* TO DO:
Look below and pull out each line with the word "Perfil".

[Dataset rows for apps and sites]

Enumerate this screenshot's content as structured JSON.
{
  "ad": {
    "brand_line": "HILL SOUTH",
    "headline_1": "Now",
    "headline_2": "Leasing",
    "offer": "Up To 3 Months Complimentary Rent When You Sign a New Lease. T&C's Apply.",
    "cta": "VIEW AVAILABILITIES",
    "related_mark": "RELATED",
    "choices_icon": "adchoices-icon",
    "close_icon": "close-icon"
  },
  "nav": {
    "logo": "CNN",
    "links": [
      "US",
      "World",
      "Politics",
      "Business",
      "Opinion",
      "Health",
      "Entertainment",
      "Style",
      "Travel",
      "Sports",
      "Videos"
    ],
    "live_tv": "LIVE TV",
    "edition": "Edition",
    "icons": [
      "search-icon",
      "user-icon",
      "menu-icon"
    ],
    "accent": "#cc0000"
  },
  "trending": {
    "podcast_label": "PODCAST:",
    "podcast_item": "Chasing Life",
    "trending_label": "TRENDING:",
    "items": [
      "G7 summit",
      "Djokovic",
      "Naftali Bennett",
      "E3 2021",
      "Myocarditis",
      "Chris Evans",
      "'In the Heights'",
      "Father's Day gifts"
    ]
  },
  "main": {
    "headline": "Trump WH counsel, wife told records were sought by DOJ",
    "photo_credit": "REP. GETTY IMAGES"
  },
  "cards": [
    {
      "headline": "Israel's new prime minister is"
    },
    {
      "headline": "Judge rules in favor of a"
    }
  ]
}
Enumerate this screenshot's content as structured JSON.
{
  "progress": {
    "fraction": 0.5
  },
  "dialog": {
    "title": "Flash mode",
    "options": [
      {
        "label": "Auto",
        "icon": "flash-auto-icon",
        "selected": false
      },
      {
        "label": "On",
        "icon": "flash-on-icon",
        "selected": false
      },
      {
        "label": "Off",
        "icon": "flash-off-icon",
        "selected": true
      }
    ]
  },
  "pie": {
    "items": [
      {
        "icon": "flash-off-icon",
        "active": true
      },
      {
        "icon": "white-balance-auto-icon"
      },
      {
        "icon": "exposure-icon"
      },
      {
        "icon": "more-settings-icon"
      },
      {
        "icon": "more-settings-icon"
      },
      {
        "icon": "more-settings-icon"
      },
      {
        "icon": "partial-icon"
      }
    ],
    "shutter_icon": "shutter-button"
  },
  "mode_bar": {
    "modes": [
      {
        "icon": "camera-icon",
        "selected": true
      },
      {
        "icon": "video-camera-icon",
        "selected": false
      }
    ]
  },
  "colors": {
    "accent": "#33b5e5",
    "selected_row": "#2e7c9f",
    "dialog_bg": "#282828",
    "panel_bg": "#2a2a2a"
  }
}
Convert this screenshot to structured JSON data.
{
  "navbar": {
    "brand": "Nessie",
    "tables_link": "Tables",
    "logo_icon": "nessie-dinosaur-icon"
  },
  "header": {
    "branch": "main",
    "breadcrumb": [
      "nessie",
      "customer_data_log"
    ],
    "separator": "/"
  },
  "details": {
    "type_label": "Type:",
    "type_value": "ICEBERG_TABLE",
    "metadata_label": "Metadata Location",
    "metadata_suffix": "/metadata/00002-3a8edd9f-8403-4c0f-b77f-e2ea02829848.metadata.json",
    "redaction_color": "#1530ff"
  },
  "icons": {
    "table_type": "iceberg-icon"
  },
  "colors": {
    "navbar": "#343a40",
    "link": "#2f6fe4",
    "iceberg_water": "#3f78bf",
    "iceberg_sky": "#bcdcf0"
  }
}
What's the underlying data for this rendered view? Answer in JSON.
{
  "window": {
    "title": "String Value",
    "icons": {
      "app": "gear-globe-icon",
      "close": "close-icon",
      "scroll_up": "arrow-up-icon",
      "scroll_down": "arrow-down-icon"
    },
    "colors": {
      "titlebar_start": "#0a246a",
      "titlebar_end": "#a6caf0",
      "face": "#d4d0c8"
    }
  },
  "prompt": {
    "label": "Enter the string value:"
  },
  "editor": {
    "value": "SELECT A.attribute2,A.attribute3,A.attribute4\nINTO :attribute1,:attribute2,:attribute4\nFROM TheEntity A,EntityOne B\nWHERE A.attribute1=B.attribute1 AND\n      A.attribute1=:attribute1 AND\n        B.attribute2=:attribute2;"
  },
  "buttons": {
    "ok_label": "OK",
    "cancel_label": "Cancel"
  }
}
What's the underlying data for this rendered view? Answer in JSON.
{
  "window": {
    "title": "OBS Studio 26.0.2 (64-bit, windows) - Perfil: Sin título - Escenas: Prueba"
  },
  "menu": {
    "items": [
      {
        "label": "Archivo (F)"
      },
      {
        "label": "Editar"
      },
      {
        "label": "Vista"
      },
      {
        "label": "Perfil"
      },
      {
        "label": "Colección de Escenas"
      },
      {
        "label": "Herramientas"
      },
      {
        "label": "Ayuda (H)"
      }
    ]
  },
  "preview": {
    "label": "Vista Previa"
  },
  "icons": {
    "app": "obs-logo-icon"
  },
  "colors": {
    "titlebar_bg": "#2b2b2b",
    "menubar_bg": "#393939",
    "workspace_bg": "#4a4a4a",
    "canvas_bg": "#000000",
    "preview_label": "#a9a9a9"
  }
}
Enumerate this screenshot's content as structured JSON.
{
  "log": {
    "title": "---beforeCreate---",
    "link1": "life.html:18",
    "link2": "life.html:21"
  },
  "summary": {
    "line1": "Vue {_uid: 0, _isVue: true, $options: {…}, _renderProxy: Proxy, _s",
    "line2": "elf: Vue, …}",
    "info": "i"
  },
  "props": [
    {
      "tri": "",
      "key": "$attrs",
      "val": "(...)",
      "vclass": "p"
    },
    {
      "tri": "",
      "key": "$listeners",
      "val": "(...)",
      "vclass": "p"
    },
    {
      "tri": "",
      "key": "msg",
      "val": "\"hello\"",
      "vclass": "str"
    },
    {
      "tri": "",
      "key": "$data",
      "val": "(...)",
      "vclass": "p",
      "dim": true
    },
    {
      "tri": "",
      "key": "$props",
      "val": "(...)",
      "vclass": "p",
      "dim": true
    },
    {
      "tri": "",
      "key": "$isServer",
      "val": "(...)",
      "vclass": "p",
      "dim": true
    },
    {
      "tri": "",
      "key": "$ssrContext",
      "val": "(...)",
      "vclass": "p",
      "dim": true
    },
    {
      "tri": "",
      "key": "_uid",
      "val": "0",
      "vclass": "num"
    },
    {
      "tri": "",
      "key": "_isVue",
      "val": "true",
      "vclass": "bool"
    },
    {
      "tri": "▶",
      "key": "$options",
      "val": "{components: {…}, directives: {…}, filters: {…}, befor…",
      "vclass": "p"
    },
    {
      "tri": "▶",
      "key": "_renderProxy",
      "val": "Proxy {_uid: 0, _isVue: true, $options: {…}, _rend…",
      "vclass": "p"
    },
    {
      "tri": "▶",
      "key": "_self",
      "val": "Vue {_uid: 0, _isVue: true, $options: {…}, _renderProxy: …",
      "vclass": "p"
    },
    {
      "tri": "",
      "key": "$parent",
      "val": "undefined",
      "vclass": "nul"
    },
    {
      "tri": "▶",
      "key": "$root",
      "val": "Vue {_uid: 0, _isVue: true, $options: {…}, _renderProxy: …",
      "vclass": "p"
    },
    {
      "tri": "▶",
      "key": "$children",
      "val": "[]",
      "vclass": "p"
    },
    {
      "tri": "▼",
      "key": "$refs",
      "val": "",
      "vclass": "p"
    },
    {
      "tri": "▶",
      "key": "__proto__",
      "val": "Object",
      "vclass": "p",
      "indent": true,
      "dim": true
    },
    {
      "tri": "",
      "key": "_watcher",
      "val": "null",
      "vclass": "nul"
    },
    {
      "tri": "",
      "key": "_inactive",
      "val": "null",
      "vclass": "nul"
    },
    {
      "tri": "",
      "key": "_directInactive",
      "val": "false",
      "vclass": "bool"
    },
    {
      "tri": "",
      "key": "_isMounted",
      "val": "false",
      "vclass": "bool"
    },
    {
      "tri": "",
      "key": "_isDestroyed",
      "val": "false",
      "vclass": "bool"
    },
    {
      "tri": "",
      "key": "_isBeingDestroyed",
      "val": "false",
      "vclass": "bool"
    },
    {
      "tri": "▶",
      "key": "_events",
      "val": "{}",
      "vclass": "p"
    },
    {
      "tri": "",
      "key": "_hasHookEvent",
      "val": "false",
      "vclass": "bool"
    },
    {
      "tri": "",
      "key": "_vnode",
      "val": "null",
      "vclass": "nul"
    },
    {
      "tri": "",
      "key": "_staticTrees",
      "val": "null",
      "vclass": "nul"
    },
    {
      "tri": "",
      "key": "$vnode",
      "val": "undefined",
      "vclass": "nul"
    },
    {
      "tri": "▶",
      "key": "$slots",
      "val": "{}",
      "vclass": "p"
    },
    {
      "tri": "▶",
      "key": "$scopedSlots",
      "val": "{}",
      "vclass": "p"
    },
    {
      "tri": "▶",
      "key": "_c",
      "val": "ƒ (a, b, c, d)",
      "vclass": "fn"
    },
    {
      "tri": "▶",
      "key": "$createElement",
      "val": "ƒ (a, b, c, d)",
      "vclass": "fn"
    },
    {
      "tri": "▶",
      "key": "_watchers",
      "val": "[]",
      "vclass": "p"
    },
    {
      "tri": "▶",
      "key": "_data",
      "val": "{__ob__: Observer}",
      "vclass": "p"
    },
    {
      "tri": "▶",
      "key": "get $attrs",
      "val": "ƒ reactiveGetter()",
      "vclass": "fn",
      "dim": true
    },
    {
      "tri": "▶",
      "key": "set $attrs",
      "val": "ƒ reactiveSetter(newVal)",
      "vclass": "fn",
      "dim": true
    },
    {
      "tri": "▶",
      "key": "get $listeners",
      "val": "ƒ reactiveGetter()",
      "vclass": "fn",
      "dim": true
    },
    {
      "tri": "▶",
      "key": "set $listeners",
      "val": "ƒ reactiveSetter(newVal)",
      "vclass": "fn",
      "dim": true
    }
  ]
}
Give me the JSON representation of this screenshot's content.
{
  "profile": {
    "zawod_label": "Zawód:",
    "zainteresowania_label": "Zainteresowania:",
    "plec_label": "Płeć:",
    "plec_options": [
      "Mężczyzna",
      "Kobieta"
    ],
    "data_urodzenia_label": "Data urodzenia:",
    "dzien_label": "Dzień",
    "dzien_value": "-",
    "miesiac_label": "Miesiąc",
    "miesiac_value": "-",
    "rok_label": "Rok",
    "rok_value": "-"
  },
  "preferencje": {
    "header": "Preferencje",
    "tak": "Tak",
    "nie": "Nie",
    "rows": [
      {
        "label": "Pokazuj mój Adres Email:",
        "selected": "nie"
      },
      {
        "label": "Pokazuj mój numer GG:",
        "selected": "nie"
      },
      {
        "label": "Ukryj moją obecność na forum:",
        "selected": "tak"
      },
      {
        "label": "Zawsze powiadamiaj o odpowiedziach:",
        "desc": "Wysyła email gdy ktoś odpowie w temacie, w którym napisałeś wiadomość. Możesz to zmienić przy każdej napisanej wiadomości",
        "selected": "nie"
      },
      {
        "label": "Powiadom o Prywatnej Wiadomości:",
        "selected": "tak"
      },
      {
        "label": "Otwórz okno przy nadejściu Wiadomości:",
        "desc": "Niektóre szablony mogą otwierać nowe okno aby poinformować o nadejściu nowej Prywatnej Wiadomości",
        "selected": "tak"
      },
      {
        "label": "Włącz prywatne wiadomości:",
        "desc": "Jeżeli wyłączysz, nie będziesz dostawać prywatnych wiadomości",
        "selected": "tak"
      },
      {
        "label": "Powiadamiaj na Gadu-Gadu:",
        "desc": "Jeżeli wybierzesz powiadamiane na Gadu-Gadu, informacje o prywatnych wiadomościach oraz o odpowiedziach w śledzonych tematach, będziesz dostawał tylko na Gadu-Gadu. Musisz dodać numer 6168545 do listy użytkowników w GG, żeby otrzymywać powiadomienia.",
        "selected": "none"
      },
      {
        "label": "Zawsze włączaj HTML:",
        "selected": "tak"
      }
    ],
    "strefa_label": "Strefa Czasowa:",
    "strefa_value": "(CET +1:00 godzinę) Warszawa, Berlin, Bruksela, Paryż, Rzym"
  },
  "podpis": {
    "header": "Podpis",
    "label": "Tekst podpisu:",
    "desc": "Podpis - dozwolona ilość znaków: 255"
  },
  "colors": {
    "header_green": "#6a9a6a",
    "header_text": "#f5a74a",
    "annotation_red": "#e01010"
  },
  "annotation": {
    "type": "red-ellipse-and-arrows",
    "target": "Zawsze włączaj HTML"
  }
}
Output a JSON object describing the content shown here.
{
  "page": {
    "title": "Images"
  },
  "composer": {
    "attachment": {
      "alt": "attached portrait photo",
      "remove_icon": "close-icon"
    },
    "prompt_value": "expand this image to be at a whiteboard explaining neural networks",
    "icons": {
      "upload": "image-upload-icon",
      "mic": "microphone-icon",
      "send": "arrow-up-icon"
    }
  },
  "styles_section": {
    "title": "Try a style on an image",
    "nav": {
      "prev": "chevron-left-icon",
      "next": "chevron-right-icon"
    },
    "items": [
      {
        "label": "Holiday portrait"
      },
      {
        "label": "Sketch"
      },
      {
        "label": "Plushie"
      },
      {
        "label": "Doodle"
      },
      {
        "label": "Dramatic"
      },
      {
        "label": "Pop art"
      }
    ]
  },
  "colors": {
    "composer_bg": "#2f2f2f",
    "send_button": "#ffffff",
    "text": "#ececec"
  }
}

* WRITTEN SOLUTION:
    "title": "OBS Studio 26.0.2 (64-bit, windows) - Perfil: Sin título - Escenas: Prueba"
        "label": "Perfil"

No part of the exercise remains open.